> INPUT RECORDS
--------------------------------

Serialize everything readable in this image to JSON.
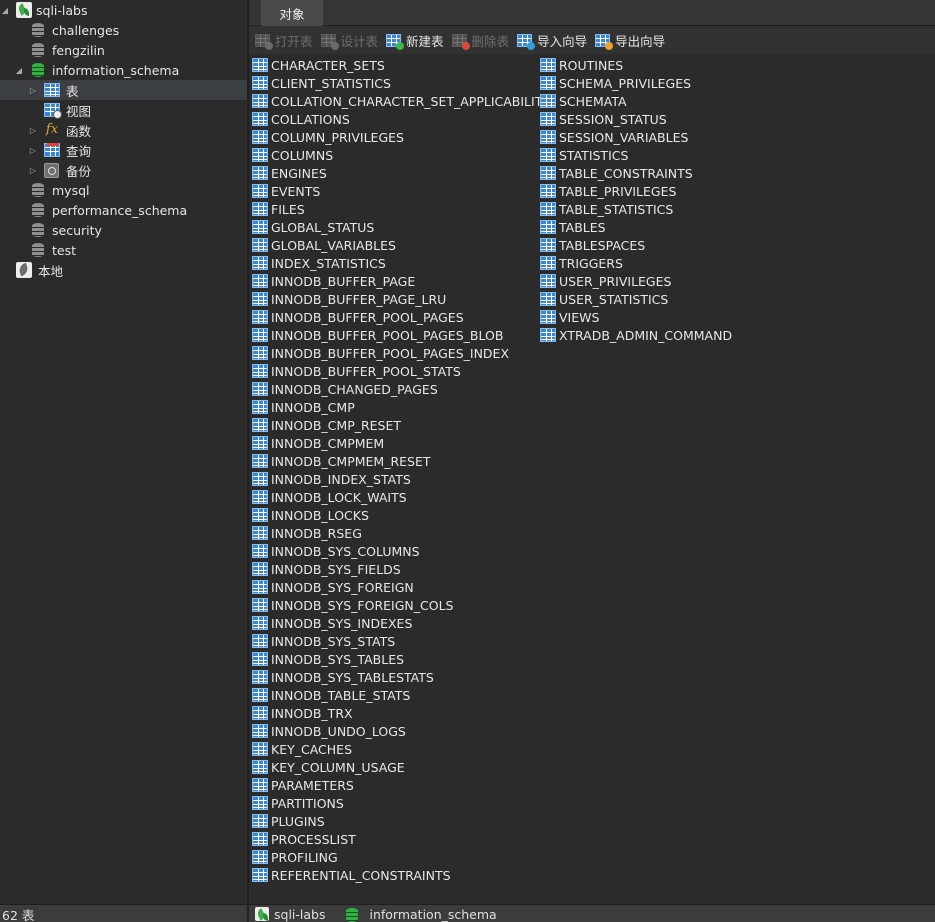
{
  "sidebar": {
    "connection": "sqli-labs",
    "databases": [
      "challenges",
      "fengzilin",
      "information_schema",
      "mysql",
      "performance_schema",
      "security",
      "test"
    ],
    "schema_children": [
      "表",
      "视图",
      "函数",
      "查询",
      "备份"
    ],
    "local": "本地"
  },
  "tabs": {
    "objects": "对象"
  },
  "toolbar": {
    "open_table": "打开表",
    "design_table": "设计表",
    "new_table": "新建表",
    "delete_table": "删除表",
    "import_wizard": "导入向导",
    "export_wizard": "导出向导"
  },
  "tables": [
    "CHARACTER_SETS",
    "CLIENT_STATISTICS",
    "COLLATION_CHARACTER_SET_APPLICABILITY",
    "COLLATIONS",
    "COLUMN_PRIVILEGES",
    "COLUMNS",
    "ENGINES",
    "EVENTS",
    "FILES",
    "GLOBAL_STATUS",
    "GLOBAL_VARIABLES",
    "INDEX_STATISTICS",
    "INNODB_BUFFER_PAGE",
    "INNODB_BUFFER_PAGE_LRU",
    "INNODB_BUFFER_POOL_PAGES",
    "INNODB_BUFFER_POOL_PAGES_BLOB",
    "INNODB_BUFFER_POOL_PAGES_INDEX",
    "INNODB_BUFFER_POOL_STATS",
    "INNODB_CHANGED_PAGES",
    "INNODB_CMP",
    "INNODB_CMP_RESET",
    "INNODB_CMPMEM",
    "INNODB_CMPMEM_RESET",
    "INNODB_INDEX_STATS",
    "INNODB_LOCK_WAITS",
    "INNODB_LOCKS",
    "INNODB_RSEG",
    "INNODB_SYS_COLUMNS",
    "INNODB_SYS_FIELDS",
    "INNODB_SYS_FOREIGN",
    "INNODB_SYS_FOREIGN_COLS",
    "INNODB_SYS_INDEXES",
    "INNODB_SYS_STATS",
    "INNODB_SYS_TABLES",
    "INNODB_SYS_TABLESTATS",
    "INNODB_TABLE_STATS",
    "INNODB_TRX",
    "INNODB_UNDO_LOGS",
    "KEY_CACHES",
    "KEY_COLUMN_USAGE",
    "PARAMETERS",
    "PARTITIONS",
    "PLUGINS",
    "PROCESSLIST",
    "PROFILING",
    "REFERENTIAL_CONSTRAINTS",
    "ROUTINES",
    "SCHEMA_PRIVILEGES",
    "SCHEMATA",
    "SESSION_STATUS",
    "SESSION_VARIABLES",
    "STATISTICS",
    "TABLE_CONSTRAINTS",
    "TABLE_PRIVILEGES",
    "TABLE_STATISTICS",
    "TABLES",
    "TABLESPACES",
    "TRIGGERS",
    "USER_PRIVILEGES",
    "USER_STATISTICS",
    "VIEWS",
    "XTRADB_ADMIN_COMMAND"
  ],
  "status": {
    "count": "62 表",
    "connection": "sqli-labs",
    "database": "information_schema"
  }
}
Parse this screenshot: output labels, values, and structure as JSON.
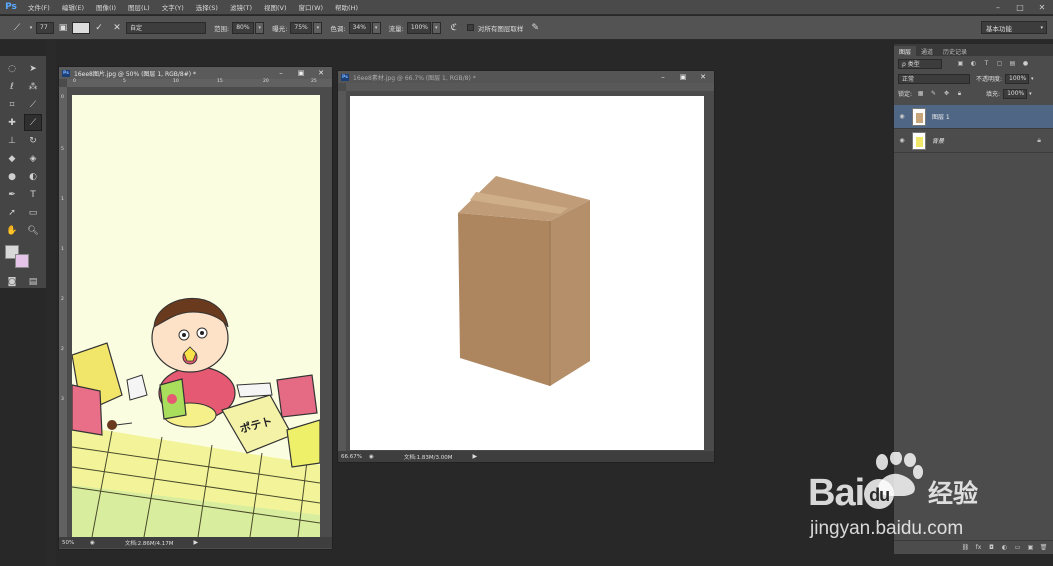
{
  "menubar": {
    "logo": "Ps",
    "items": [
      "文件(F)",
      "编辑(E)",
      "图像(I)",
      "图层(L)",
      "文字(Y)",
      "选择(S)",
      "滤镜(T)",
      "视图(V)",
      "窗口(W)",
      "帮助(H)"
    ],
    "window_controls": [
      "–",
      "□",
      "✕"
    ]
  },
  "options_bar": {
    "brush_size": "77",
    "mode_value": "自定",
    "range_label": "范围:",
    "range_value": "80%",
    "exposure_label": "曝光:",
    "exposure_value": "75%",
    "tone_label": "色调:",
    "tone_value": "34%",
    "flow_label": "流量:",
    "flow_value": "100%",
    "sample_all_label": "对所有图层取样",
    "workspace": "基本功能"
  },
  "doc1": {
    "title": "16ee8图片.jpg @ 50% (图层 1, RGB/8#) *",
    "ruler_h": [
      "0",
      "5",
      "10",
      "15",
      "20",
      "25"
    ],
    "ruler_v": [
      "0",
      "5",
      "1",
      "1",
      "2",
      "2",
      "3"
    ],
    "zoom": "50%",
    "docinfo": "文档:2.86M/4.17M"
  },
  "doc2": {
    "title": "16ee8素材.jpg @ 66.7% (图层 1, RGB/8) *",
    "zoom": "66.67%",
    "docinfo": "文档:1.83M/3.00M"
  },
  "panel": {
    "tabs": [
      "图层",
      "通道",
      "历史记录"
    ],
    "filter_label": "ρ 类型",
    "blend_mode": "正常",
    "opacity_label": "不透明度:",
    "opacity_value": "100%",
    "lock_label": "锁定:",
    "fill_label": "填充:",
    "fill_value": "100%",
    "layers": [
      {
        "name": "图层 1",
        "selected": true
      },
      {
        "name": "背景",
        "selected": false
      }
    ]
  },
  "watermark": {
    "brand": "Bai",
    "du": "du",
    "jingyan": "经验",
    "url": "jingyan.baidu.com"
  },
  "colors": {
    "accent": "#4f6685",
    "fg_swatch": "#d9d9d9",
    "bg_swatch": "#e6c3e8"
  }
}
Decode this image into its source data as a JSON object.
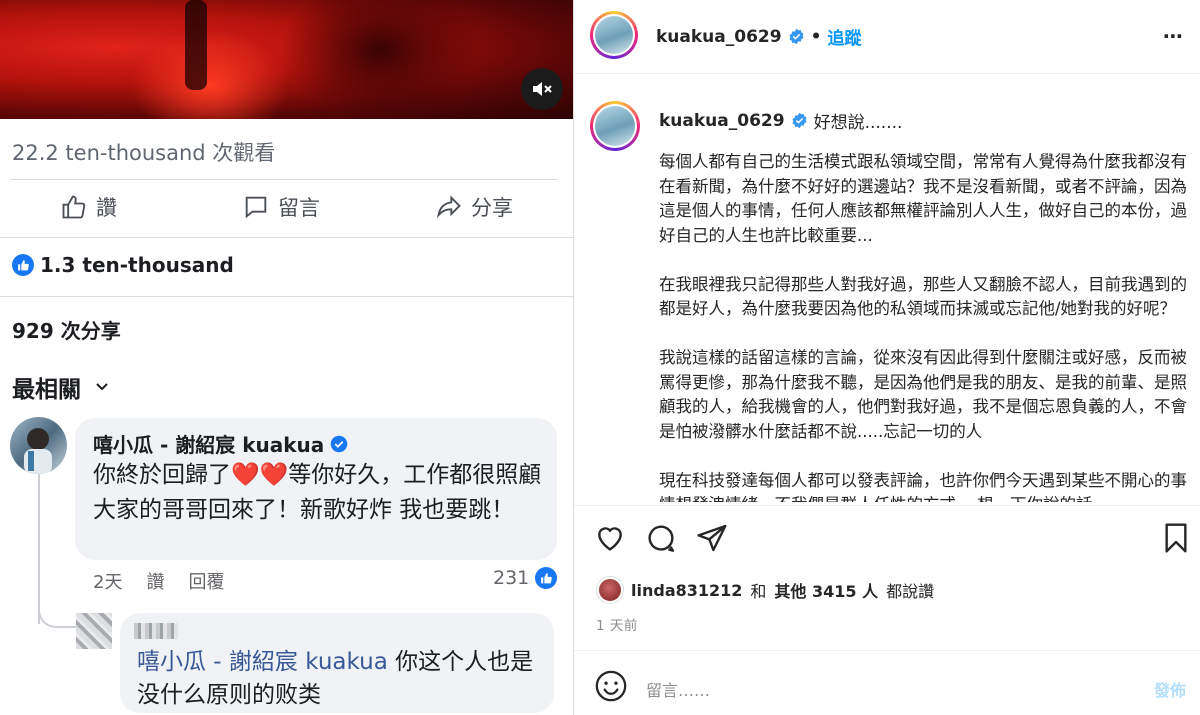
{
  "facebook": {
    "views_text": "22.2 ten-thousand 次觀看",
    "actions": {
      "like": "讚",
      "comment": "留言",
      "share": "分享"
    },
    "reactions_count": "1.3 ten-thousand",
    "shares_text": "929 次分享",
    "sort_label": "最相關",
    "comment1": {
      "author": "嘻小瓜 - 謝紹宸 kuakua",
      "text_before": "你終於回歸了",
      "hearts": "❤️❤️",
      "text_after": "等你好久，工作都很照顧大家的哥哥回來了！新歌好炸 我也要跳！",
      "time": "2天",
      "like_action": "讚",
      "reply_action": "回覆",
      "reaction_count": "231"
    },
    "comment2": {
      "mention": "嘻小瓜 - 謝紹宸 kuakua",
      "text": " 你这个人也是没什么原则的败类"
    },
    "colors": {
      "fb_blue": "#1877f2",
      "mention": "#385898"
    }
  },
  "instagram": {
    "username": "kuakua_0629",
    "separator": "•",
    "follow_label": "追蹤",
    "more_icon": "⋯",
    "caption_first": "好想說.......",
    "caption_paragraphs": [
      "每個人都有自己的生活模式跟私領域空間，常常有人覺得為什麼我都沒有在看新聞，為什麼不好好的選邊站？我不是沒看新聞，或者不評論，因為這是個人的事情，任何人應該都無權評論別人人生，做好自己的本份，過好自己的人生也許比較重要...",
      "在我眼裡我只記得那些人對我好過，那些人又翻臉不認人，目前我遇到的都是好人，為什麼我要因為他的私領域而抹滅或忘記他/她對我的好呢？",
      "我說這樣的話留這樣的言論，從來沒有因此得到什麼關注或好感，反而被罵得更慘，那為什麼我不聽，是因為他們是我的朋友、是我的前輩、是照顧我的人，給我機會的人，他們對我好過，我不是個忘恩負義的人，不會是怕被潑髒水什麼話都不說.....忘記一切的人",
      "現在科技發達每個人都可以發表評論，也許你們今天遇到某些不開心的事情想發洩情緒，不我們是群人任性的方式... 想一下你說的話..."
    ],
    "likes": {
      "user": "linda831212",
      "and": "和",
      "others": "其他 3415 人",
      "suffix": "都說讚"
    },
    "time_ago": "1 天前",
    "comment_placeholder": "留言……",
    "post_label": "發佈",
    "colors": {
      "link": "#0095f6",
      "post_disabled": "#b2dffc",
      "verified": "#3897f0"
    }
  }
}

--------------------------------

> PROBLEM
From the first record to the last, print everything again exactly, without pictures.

> SOLUTION
Serialize everything readable in this image to JSON.
{
  "sidebar": {
    "connection": "sqli-labs",
    "databases": [
      "challenges",
      "fengzilin",
      "information_schema",
      "mysql",
      "performance_schema",
      "security",
      "test"
    ],
    "schema_children": [
      "表",
      "视图",
      "函数",
      "查询",
      "备份"
    ],
    "local": "本地"
  },
  "tabs": {
    "objects": "对象"
  },
  "toolbar": {
    "open_table": "打开表",
    "design_table": "设计表",
    "new_table": "新建表",
    "delete_table": "删除表",
    "import_wizard": "导入向导",
    "export_wizard": "导出向导"
  },
  "tables": [
    "CHARACTER_SETS",
    "CLIENT_STATISTICS",
    "COLLATION_CHARACTER_SET_APPLICABILITY",
    "COLLATIONS",
    "COLUMN_PRIVILEGES",
    "COLUMNS",
    "ENGINES",
    "EVENTS",
    "FILES",
    "GLOBAL_STATUS",
    "GLOBAL_VARIABLES",
    "INDEX_STATISTICS",
    "INNODB_BUFFER_PAGE",
    "INNODB_BUFFER_PAGE_LRU",
    "INNODB_BUFFER_POOL_PAGES",
    "INNODB_BUFFER_POOL_PAGES_BLOB",
    "INNODB_BUFFER_POOL_PAGES_INDEX",
    "INNODB_BUFFER_POOL_STATS",
    "INNODB_CHANGED_PAGES",
    "INNODB_CMP",
    "INNODB_CMP_RESET",
    "INNODB_CMPMEM",
    "INNODB_CMPMEM_RESET",
    "INNODB_INDEX_STATS",
    "INNODB_LOCK_WAITS",
    "INNODB_LOCKS",
    "INNODB_RSEG",
    "INNODB_SYS_COLUMNS",
    "INNODB_SYS_FIELDS",
    "INNODB_SYS_FOREIGN",
    "INNODB_SYS_FOREIGN_COLS",
    "INNODB_SYS_INDEXES",
    "INNODB_SYS_STATS",
    "INNODB_SYS_TABLES",
    "INNODB_SYS_TABLESTATS",
    "INNODB_TABLE_STATS",
    "INNODB_TRX",
    "INNODB_UNDO_LOGS",
    "KEY_CACHES",
    "KEY_COLUMN_USAGE",
    "PARAMETERS",
    "PARTITIONS",
    "PLUGINS",
    "PROCESSLIST",
    "PROFILING",
    "REFERENTIAL_CONSTRAINTS",
    "ROUTINES",
    "SCHEMA_PRIVILEGES",
    "SCHEMATA",
    "SESSION_STATUS",
    "SESSION_VARIABLES",
    "STATISTICS",
    "TABLE_CONSTRAINTS",
    "TABLE_PRIVILEGES",
    "TABLE_STATISTICS",
    "TABLES",
    "TABLESPACES",
    "TRIGGERS",
    "USER_PRIVILEGES",
    "USER_STATISTICS",
    "VIEWS",
    "XTRADB_ADMIN_COMMAND"
  ],
  "status": {
    "count": "62 表",
    "connection": "sqli-labs",
    "database": "information_schema"
  }
}
Parse this screenshot: output labels, values, and structure as JSON.
{
  "menubar": {
    "logo": "Ps",
    "items": [
      "文件(F)",
      "编辑(E)",
      "图像(I)",
      "图层(L)",
      "文字(Y)",
      "选择(S)",
      "滤镜(T)",
      "视图(V)",
      "窗口(W)",
      "帮助(H)"
    ],
    "window_controls": [
      "–",
      "□",
      "✕"
    ]
  },
  "options_bar": {
    "brush_size": "77",
    "mode_value": "自定",
    "range_label": "范围:",
    "range_value": "80%",
    "exposure_label": "曝光:",
    "exposure_value": "75%",
    "tone_label": "色调:",
    "tone_value": "34%",
    "flow_label": "流量:",
    "flow_value": "100%",
    "sample_all_label": "对所有图层取样",
    "workspace": "基本功能"
  },
  "doc1": {
    "title": "16ee8图片.jpg @ 50% (图层 1, RGB/8#) *",
    "ruler_h": [
      "0",
      "5",
      "10",
      "15",
      "20",
      "25"
    ],
    "ruler_v": [
      "0",
      "5",
      "1",
      "1",
      "2",
      "2",
      "3"
    ],
    "zoom": "50%",
    "docinfo": "文档:2.86M/4.17M"
  },
  "doc2": {
    "title": "16ee8素材.jpg @ 66.7% (图层 1, RGB/8) *",
    "zoom": "66.67%",
    "docinfo": "文档:1.83M/3.00M"
  },
  "panel": {
    "tabs": [
      "图层",
      "通道",
      "历史记录"
    ],
    "filter_label": "ρ 类型",
    "blend_mode": "正常",
    "opacity_label": "不透明度:",
    "opacity_value": "100%",
    "lock_label": "锁定:",
    "fill_label": "填充:",
    "fill_value": "100%",
    "layers": [
      {
        "name": "图层 1",
        "selected": true
      },
      {
        "name": "背景",
        "selected": false
      }
    ]
  },
  "watermark": {
    "brand": "Bai",
    "du": "du",
    "jingyan": "经验",
    "url": "jingyan.baidu.com"
  },
  "colors": {
    "accent": "#4f6685",
    "fg_swatch": "#d9d9d9",
    "bg_swatch": "#e6c3e8"
  }
}
Decode this image into its source data as a JSON object.
{
  "facebook": {
    "views_text": "22.2 ten-thousand 次觀看",
    "actions": {
      "like": "讚",
      "comment": "留言",
      "share": "分享"
    },
    "reactions_count": "1.3 ten-thousand",
    "shares_text": "929 次分享",
    "sort_label": "最相關",
    "comment1": {
      "author": "嘻小瓜 - 謝紹宸 kuakua",
      "text_before": "你終於回歸了",
      "hearts": "❤️❤️",
      "text_after": "等你好久，工作都很照顧大家的哥哥回來了！新歌好炸 我也要跳！",
      "time": "2天",
      "like_action": "讚",
      "reply_action": "回覆",
      "reaction_count": "231"
    },
    "comment2": {
      "mention": "嘻小瓜 - 謝紹宸 kuakua",
      "text": " 你这个人也是没什么原则的败类"
    },
    "colors": {
      "fb_blue": "#1877f2",
      "mention": "#385898"
    }
  },
  "instagram": {
    "username": "kuakua_0629",
    "separator": "•",
    "follow_label": "追蹤",
    "more_icon": "⋯",
    "caption_first": "好想說.......",
    "caption_paragraphs": [
      "每個人都有自己的生活模式跟私領域空間，常常有人覺得為什麼我都沒有在看新聞，為什麼不好好的選邊站？我不是沒看新聞，或者不評論，因為這是個人的事情，任何人應該都無權評論別人人生，做好自己的本份，過好自己的人生也許比較重要...",
      "在我眼裡我只記得那些人對我好過，那些人又翻臉不認人，目前我遇到的都是好人，為什麼我要因為他的私領域而抹滅或忘記他/她對我的好呢？",
      "我說這樣的話留這樣的言論，從來沒有因此得到什麼關注或好感，反而被罵得更慘，那為什麼我不聽，是因為他們是我的朋友、是我的前輩、是照顧我的人，給我機會的人，他們對我好過，我不是個忘恩負義的人，不會是怕被潑髒水什麼話都不說.....忘記一切的人",
      "現在科技發達每個人都可以發表評論，也許你們今天遇到某些不開心的事情想發洩情緒，不我們是群人任性的方式... 想一下你說的話..."
    ],
    "likes": {
      "user": "linda831212",
      "and": "和",
      "others": "其他 3415 人",
      "suffix": "都說讚"
    },
    "time_ago": "1 天前",
    "comment_placeholder": "留言……",
    "post_label": "發佈",
    "colors": {
      "link": "#0095f6",
      "post_disabled": "#b2dffc",
      "verified": "#3897f0"
    }
  }
}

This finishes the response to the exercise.